From “Oil Nationalisation and Managerial Disclosure: The Case of Anglo-Iranian Oil Company, 1933-1951”
Chapter 3: Employee relations and Iranianisation
Author : NEVEEN Abdelrehim | The university of york
The discrimination against Iranians resulted in a mix of different groups including nationality, class and employment status. The total number of hospital beds provided by the AIOC was 590 for a population of 180,000 which indicates that many people were not entitled to medical treatment at all. There was a “staff” hospital for the Europeans and clerks and a Native hospital for the other “employees”. The European hospital had 3 wards of 2 beds each for the treatment of Europeans and staff of clerical grades but the native hospital consisted of a single tent, surrounded by expanded metal fencing. The company seemed only concerned about the health of the British workers ignoring the health needs of the Iranian workers whilst asserting “…there were serious problems of health, especially among the white staff”. Iranian doctors were not given the opportunity to benefit from the experience of British doctors whose duty was principally to take care of the British staff. This may be the reason why Iranian doctors preferred to work in other parts of the country even for less reward. There were no maternity hospitals or even a midwife in smaller areas. As far as medical staff were concerned, the company‟s prejudice became evident, as there were separate wards for British and Iranians. British wards were privileged to contain only 4 beds to accommodate few patients whereas the wards for the natives had 22 beds on average. Moreover, British wards had their own bathrooms and toilets. All medical stores were kept separate so that no equipment from the British wards could be used in the other wards. This discrimination is well captured from Idelson‟s attitude when he explained the plan of the AIOC towards the Iranian medical staff by asserting that: The obligations of the company to reduce its non-Iranian staff do not extend to the replacement of its medical and administrative staff. I still adhere to that view but regard it necessary not to express it in the general plan so as to avoid at this stage a controversy with the government.
Evidently, each component from housing to medical treatment was influenced by racial discrimination and inequality in favour of the British. Perhaps not surprisingly, even the food was passed to the Matron to divide into two different quotas for the European wards and native wards respectively before handing it over to the cooks. Clearly, the company remained conservative and refused to work towards Iranianisation despite the awareness of its importance in enabling the company to conduct negotiations (for instance sanitation, housing) with local authorities (thereby circumventing the political questions raised by central government). The operations of the AIOC brought injustice and racial discrimination against the local population in Iran which was a major drive for nationalism.
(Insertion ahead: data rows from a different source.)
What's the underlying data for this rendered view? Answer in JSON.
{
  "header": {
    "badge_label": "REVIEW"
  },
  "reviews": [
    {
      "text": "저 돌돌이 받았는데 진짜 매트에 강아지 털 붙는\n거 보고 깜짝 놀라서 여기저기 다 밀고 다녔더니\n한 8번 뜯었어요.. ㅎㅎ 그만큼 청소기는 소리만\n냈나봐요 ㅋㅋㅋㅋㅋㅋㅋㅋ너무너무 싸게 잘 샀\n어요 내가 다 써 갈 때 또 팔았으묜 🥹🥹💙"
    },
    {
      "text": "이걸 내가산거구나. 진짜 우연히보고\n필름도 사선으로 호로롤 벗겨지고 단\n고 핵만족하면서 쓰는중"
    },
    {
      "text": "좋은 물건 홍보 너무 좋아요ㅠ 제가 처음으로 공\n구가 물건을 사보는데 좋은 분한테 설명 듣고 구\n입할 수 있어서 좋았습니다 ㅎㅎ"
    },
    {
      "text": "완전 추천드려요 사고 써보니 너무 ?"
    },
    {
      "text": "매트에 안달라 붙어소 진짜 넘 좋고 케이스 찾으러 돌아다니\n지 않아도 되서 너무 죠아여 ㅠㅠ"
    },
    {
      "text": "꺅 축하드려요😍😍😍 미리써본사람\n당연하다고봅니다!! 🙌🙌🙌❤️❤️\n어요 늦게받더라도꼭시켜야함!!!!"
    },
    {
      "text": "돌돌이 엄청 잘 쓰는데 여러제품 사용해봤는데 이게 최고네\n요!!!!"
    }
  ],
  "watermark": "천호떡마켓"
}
The evidence would seem to support Elm‟s view, that notwithstanding the economic and military importance of Iran, British politicians and the senior management of the AIOC displayed complacency and colonial arrogance.
Notes & References
445. BP 37074, fields medical and health services, 21st April 1927, 13; Johnson, British multinationals, culture and empire in the early Twentieth century.
446. BP 37074, Ibid, 16.
447. BP 18791, the Anglo Persian Oil Co Ltd, Wembley 1925, 14.
448. Elwell-Sutton, Persian Oil, A study in power politics, 97.
449. BP 62398, Medical services, 6th March 1924.
450. BP 37074, fields medical and health services, 21st April 1927, 13.
451. Ibid, 12.
452. BP 101099, opinion on general plan 20th February 1948, 4.
453. Johnson, British multinationals, culture and empire in the early Twentieth century, 114.
454. BP 37074, fields medical and health services, 21st April 1927, 17.
455. Elm, Oil Power and Principle: Iran’s oil nationalisation and its aftermath; Heiss, Empire and Nationhood.